AIM OF THE TASK ▸ Check each line of the data below for the word "text". How many lines have it? Answer with the number alone.

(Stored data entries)
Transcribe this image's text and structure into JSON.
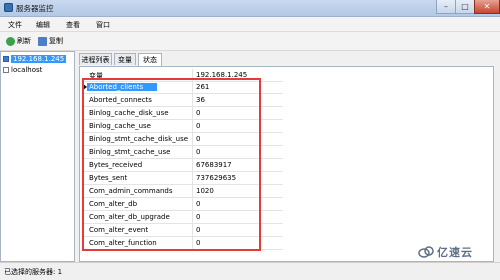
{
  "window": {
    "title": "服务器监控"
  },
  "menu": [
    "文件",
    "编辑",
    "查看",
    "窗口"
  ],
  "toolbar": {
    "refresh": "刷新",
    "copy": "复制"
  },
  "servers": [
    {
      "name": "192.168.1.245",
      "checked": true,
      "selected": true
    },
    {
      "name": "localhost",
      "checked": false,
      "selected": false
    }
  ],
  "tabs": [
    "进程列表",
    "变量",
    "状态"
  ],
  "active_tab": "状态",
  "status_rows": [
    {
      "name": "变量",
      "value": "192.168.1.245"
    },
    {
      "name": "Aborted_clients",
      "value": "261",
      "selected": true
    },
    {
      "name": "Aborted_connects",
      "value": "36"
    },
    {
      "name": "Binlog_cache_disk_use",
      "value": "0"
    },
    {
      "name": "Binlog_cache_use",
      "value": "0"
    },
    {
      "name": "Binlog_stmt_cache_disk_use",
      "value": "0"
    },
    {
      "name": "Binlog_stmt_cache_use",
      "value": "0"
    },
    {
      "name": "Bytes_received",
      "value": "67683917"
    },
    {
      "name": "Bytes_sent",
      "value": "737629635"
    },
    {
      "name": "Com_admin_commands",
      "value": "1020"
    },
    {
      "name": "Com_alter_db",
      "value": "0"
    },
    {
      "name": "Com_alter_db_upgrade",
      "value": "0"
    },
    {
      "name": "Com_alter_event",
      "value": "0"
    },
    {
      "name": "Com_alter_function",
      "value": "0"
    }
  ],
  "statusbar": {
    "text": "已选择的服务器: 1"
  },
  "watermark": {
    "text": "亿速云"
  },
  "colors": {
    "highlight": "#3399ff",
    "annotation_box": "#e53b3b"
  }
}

EXPECTED ANSWER ▸ 3